While this is a great step towards inclusivity, what about the Muslim girls who don’t participate in sport to compete? The ones who don’t have what it takes to become an Olympian? Who represents those girls?
Stonebridge Boxing Club in Harlesden was mainly a place for boys and men before Awo Abukor started to teach her own class. The London-born Somali instructor acknowledges that regular women who wear a hijab in sport are massively underrepresented in the media.
She said: “Not everyone does it [boxing] to complete. Some are just here for fun, some for fitness or strength. I know there are a lot of Muslim women who want to come, they just don’t know my class exists yet.”
However, the 23-year-old’s class is not exclusively for Muslims. In her opinion, that would be counter-productive. “I want to give all women a place where they can train freely without necessarily the aim to compete,” she said.
When Nike released their Pro Hijab line, it was advertised as a product that ‘eliminates the performance problems associated with wearing a traditional hijab during competition.’
However, when asked if the hijab had ever hindered their sports performance, the Muslim girls in Awo’s class unanimously disagreed.
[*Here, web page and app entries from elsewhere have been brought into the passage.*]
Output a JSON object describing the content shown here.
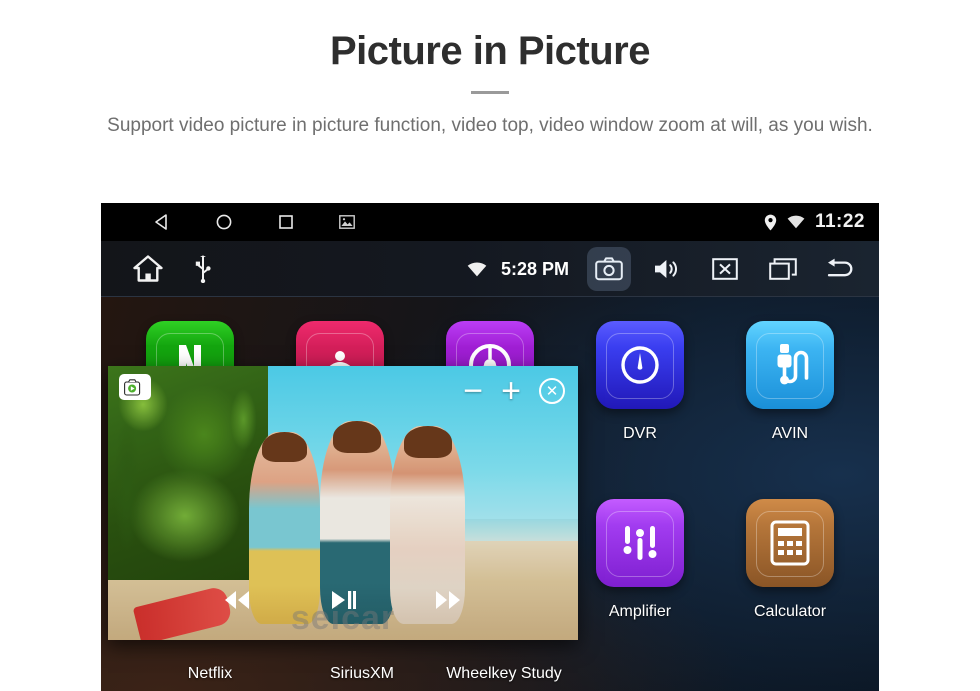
{
  "header": {
    "title": "Picture in Picture",
    "subtitle": "Support video picture in picture function, video top, video window zoom at will, as you wish."
  },
  "device": {
    "status_bar": {
      "nav_icons": [
        "back-triangle-icon",
        "home-circle-icon",
        "recents-square-icon",
        "screenshot-image-icon"
      ],
      "location_icon": "location-pin-icon",
      "wifi_icon": "wifi-icon",
      "clock": "11:22"
    },
    "system_toolbar": {
      "home_icon": "home-icon",
      "usb_icon": "usb-icon",
      "wifi_icon": "wifi-icon",
      "clock": "5:28 PM",
      "camera_icon": "camera-icon",
      "camera_active": true,
      "volume_icon": "speaker-icon",
      "close_icon": "close-box-icon",
      "recents_icon": "recent-apps-icon",
      "back_icon": "back-arrow-icon"
    },
    "wallpaper_watermark": "",
    "apps": [
      {
        "label": "Netflix",
        "icon": "netflix-icon",
        "color": "#16a810",
        "color2": "#0c8a08",
        "glyph": "netflix"
      },
      {
        "label": "SiriusXM",
        "icon": "siriusxm-icon",
        "color": "#d81f5a",
        "color2": "#b81447",
        "glyph": "sirius"
      },
      {
        "label": "Wheelkey Study",
        "icon": "wheelkey-icon",
        "color": "#a01fd4",
        "color2": "#8310b6",
        "glyph": "wheel"
      },
      {
        "label": "DVR",
        "icon": "dvr-icon",
        "color": "#3a3ef0",
        "color2": "#2520c9",
        "glyph": "gauge"
      },
      {
        "label": "AVIN",
        "icon": "avin-icon",
        "color": "#45bdf5",
        "color2": "#1f97e0",
        "glyph": "plug"
      },
      {
        "label": "Amplifier",
        "icon": "amplifier-icon",
        "color": "#a23cf0",
        "color2": "#7e1fd0",
        "glyph": "equalizer"
      },
      {
        "label": "Calculator",
        "icon": "calculator-icon",
        "color": "#b5763a",
        "color2": "#8a5526",
        "glyph": "calculator"
      }
    ],
    "pip": {
      "camera_icon": "pip-video-camera-icon",
      "zoom_out_label": "−",
      "zoom_in_label": "+",
      "close_label": "✕",
      "prev_icon": "previous-track-icon",
      "play_icon": "play-pause-icon",
      "next_icon": "next-track-icon",
      "watermark": "seicar"
    }
  }
}
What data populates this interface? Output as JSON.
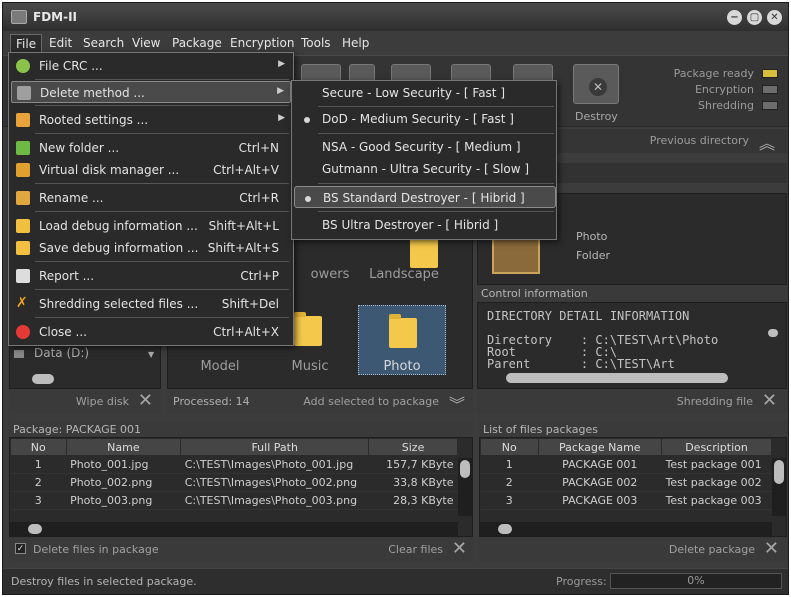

One girl jokingly added: “It actually absorbs sweat wonderfully.
“People think it’s like a noose around your neck. I mean, it can get hot but it’s just a light material tied into a turban or lightly wrapped over my shoulders.”
Awo’s boxing class is open to any woman who wants to spend her Sundays learning how to throw a punch.